[GIVEN RECORDS — start]

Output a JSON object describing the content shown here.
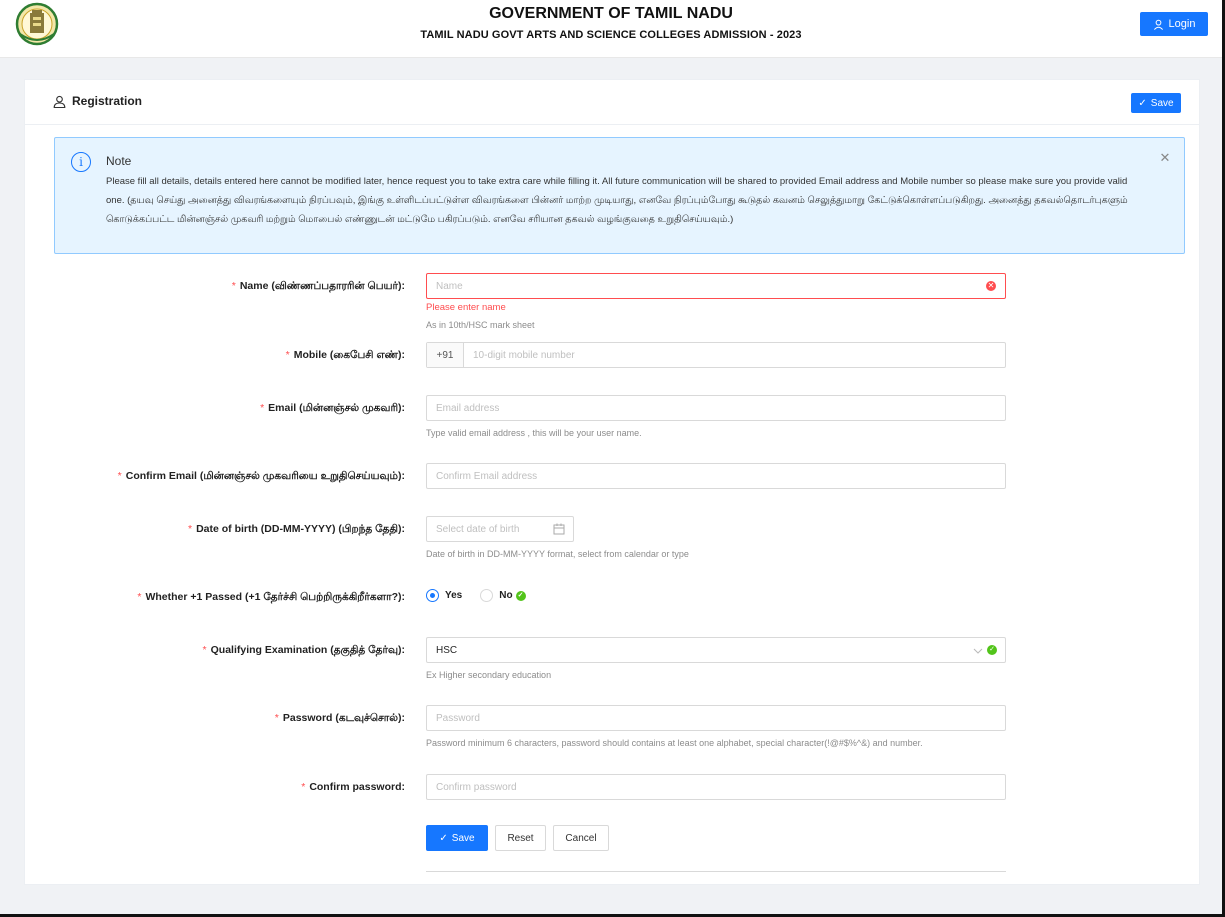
{
  "header": {
    "title": "GOVERNMENT OF TAMIL NADU",
    "subtitle": "TAMIL NADU GOVT ARTS AND SCIENCE COLLEGES ADMISSION - 2023",
    "login_label": "Login",
    "logo_icon": "tamil-nadu-emblem-icon"
  },
  "card": {
    "title": "Registration",
    "header_save_label": "Save"
  },
  "note": {
    "title": "Note",
    "text": "Please fill all details, details entered here cannot be modified later, hence request you to take extra care while filling it. All future communication will be shared to provided Email address and Mobile number so please make sure you provide valid one. (தயவு செய்து அனைத்து விவரங்களையும் நிரப்பவும், இங்கு உள்ளிடப்பட்டுள்ள விவரங்களை பின்னர் மாற்ற முடியாது, எனவே நிரப்பும்போது கூடுதல் கவனம் செலுத்துமாறு கேட்டுக்கொள்ளப்படுகிறது. அனைத்து தகவல்தொடர்புகளும் கொடுக்கப்பட்ட மின்னஞ்சல் முகவரி மற்றும் மொபைல் எண்ணுடன் மட்டுமே பகிரப்படும். எனவே சரியான தகவல் வழங்குவதை உறுதிசெய்யவும்.)"
  },
  "form": {
    "name": {
      "label": "Name (விண்ணப்பதாரரின் பெயர்):",
      "placeholder": "Name",
      "error": "Please enter name",
      "help": "As in 10th/HSC mark sheet"
    },
    "mobile": {
      "label": "Mobile (கைபேசி எண்):",
      "prefix": "+91",
      "placeholder": "10-digit mobile number"
    },
    "email": {
      "label": "Email (மின்னஞ்சல் முகவரி):",
      "placeholder": "Email address",
      "help": "Type valid email address , this will be your user name."
    },
    "confirm_email": {
      "label": "Confirm Email (மின்னஞ்சல் முகவரியை உறுதிசெய்யவும்):",
      "placeholder": "Confirm Email address"
    },
    "dob": {
      "label": "Date of birth (DD-MM-YYYY) (பிறந்த தேதி):",
      "placeholder": "Select date of birth",
      "help": "Date of birth in DD-MM-YYYY format, select from calendar or type"
    },
    "plus_one": {
      "label": "Whether +1 Passed (+1 தேர்ச்சி பெற்றிருக்கிறீர்களா?):",
      "options": [
        "Yes",
        "No"
      ],
      "selected": "Yes"
    },
    "qualifying": {
      "label": "Qualifying Examination (தகுதித் தேர்வு):",
      "value": "HSC",
      "help": "Ex Higher secondary education"
    },
    "password": {
      "label": "Password (கடவுச்சொல்):",
      "placeholder": "Password",
      "help": "Password minimum 6 characters, password should contains at least one alphabet, special character(!@#$%^&) and number."
    },
    "confirm_password": {
      "label": "Confirm password:",
      "placeholder": "Confirm password"
    }
  },
  "actions": {
    "save_label": "Save",
    "reset_label": "Reset",
    "cancel_label": "Cancel"
  },
  "colors": {
    "primary": "#1677ff",
    "error": "#ff4d4f",
    "success": "#52c41a",
    "alert_bg": "#e6f4ff"
  }
}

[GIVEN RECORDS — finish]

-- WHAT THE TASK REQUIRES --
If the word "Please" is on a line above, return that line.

-- ANSWER SECTION --
    "text": "Please fill all details, details entered here cannot be modified later, hence request you to take extra care while filling it. All future communication will be shared to provided Email address and Mobile number so please make sure you provide valid one. (தயவு செய்து அனைத்து விவரங்களையும் நிரப்பவும், இங்கு உள்ளிடப்பட்டுள்ள விவரங்களை பின்னர் மாற்ற முடியாது, எனவே நிரப்பும்போது கூடுதல் கவனம் செலுத்துமாறு கேட்டுக்கொள்ளப்படுகிறது. அனைத்து தகவல்தொடர்புகளும் கொடுக்கப்பட்ட மின்னஞ்சல் முகவரி மற்றும் மொபைல் எண்ணுடன் மட்டுமே பகிரப்படும். எனவே சரியான தகவல் வழங்குவதை உறுதிசெய்யவும்.)"
      "error": "Please enter name",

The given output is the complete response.